‘When quarantine is over, do we have to leave the boat?’ Lu asked.
She said it as we were cooking dinner last night. Nothing much going on. A bananaquit bird visited us. Another day passing into sunset. I was surprised to hear Lu’s question, since she’s usually the one with the itchiest feet. When your teenager doesn’t want to run off anymore – what’s wrong with the world?
Our transformation to psychological safety by forever staying in one place is almost complete. Ha! We imagined when we’re allowed to walk past the end of the pontoon. Will it be one-step-a-day to boost our bravery? We’ll still be asking Eg for groceries? He’ll be like, ‘Guys, come on, it’s been two months now.’
Living on a boat can do this to us anyway. I call it reverse cabin fever. When the rest of the world changes quite literally – Quest looks the same. We have woken up at times and thought, where are we again? A place can change but Quest stays the same. It can be a really comforting thing.
Still, the prefrontal cortex of our brains are undergoing a good workout right now. Living in such close quarters with each other without even being able to swim to escape, quarantine has taught me something. I’d never understood before that the conversation you have with yourself when you’re angry is an actual, physiological conversation. It only took a quick googling to realise.
I knew that anger rises in the amygdala – the older, primitive part of our brain. This sends the signals for the body to go into ‘fight or flight’, and the classic release of chemicals including adrenaline and testosterone to course through the body. However, before it sends the messages which begin this physical cascade, I hadn’t realised that the brain’s prefrontal cortex gets involved. It debates whether the anger is worth the response. It’s the area of perspective. Our voice of reason.

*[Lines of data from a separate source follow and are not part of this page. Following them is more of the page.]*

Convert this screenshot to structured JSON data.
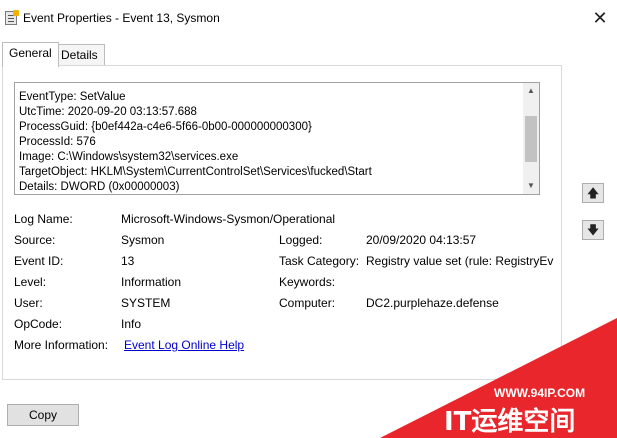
{
  "window": {
    "title": "Event Properties - Event 13, Sysmon"
  },
  "tabs": [
    {
      "label": "General"
    },
    {
      "label": "Details"
    }
  ],
  "event_text": {
    "lines": [
      "EventType: SetValue",
      "UtcTime: 2020-09-20 03:13:57.688",
      "ProcessGuid: {b0ef442a-c4e6-5f66-0b00-000000000300}",
      "ProcessId: 576",
      "Image: C:\\Windows\\system32\\services.exe",
      "TargetObject: HKLM\\System\\CurrentControlSet\\Services\\fucked\\Start",
      "Details: DWORD (0x00000003)"
    ]
  },
  "fields": {
    "log_name": {
      "label": "Log Name:",
      "value": "Microsoft-Windows-Sysmon/Operational"
    },
    "source": {
      "label": "Source:",
      "value": "Sysmon"
    },
    "logged": {
      "label": "Logged:",
      "value": "20/09/2020 04:13:57"
    },
    "event_id": {
      "label": "Event ID:",
      "value": "13"
    },
    "task_category": {
      "label": "Task Category:",
      "value": "Registry value set (rule: RegistryEv"
    },
    "level": {
      "label": "Level:",
      "value": "Information"
    },
    "keywords": {
      "label": "Keywords:",
      "value": ""
    },
    "user": {
      "label": "User:",
      "value": "SYSTEM"
    },
    "computer": {
      "label": "Computer:",
      "value": "DC2.purplehaze.defense"
    },
    "opcode": {
      "label": "OpCode:",
      "value": "Info"
    },
    "more_info": {
      "label": "More Information:",
      "link": "Event Log Online Help"
    }
  },
  "buttons": {
    "copy": "Copy"
  },
  "watermark": {
    "url": "WWW.94IP.COM",
    "brand": "IT运维空间",
    "color": "#e8262b"
  }
}
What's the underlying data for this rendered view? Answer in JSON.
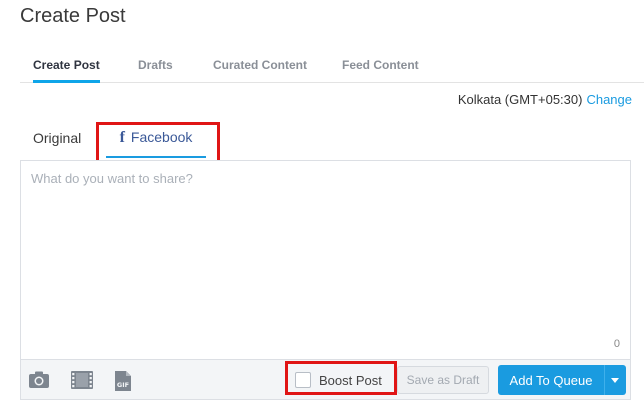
{
  "page": {
    "title": "Create Post"
  },
  "top_tabs": [
    {
      "label": "Create Post",
      "active": true
    },
    {
      "label": "Drafts",
      "active": false
    },
    {
      "label": "Curated Content",
      "active": false
    },
    {
      "label": "Feed Content",
      "active": false
    }
  ],
  "timezone": {
    "label": "Kolkata (GMT+05:30)",
    "change_label": "Change"
  },
  "network_tabs": [
    {
      "label": "Original",
      "active": false
    },
    {
      "label": "Facebook",
      "icon": "facebook-icon",
      "active": true
    }
  ],
  "editor": {
    "placeholder": "What do you want to share?",
    "value": "",
    "char_count": "0"
  },
  "toolbar": {
    "icons": [
      "camera-icon",
      "video-icon",
      "gif-icon"
    ],
    "boost_label": "Boost Post",
    "boost_checked": false,
    "save_draft_label": "Save as Draft",
    "add_queue_label": "Add To Queue"
  },
  "colors": {
    "accent": "#1a9be0",
    "highlight": "#e01515",
    "facebook": "#3b5998"
  }
}
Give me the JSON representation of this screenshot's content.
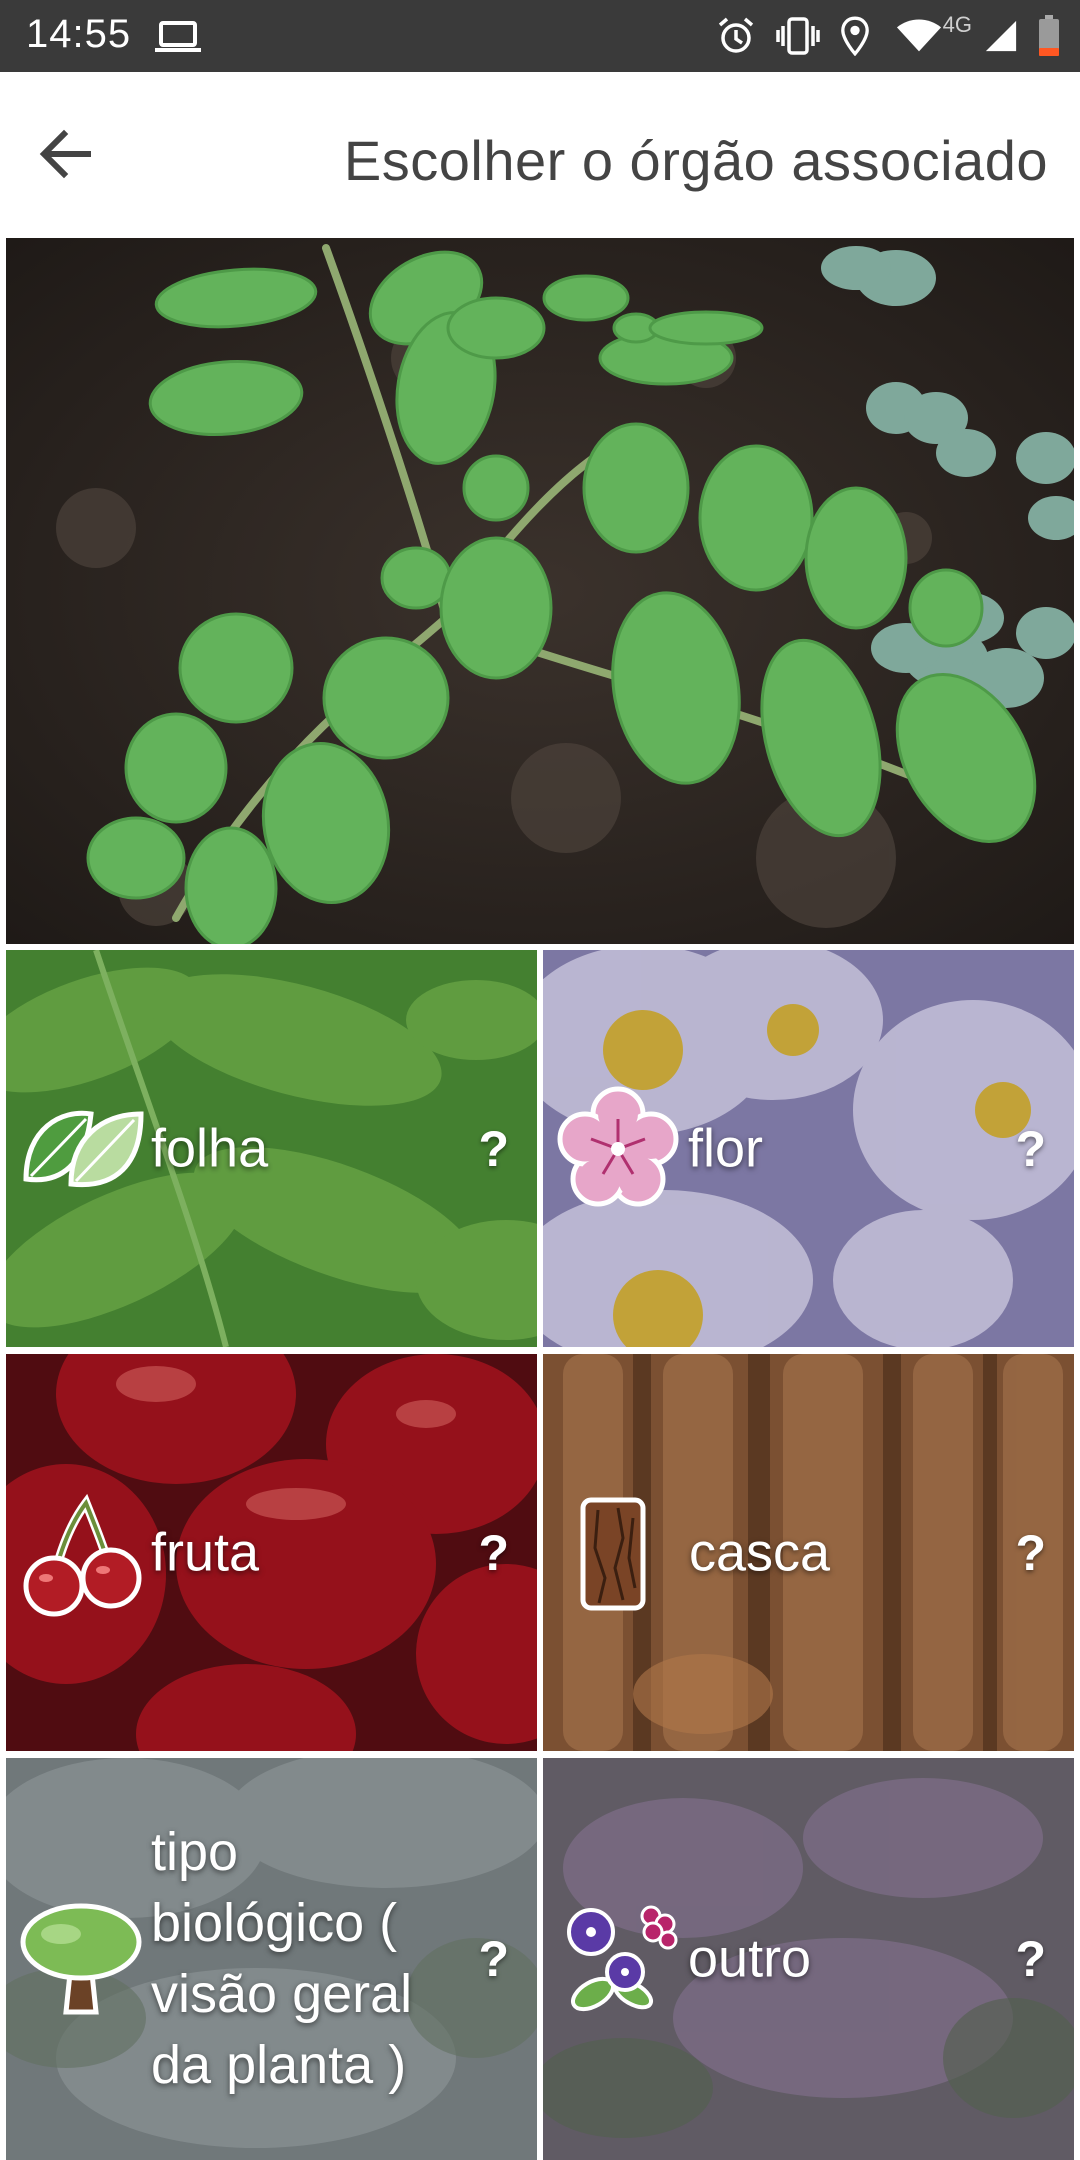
{
  "status_bar": {
    "time": "14:55",
    "network": "4G",
    "icons": [
      "laptop-icon",
      "alarm-icon",
      "vibrate-icon",
      "location-icon",
      "wifi-icon",
      "signal-icon",
      "battery-low-icon"
    ],
    "battery_accent": "#ff5722"
  },
  "app_bar": {
    "back_icon": "arrow-left-icon",
    "title": "Escolher o órgão associado"
  },
  "photo": {
    "subject": "plant-photo"
  },
  "organs": [
    {
      "id": "leaf",
      "label": "folha",
      "icon": "leaf-icon",
      "help": "?"
    },
    {
      "id": "flower",
      "label": "flor",
      "icon": "flower-icon",
      "help": "?"
    },
    {
      "id": "fruit",
      "label": "fruta",
      "icon": "cherry-icon",
      "help": "?"
    },
    {
      "id": "bark",
      "label": "casca",
      "icon": "bark-icon",
      "help": "?"
    },
    {
      "id": "habit",
      "label": "tipo biológico ( visão geral da planta )",
      "icon": "tree-icon",
      "help": "?"
    },
    {
      "id": "other",
      "label": "outro",
      "icon": "flowers-icon",
      "help": "?"
    }
  ],
  "colors": {
    "status_bar": "#3a3a3a",
    "title_text": "#444444",
    "leaf_green": "#5cb85c"
  }
}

Whoa, I thought! I’m hearing my brain talk. Its conversation levels can vary too in us. Some people don’t have a very well-developed prefrontal cortex – it grows if you use it, see – while others have a very developed region. Lots of conversation and weighing up.
I discovered teenagers, as well as toddlers, have regions that are out of synch, due to growth spurts and temporary imbalance. Ha! And lastly, anger can be let go of very easily if you allow it too. The prefrontal cortex can switch it off with a quick flick. Think of something else, do something else, say something else – and it’s gone. I know this is the theory – but I’ve been trying it, particularly in diffusing situations. And it works!
So guys, you can untie me now. Ok? I promise I’ll behave. 🤪 Day 10.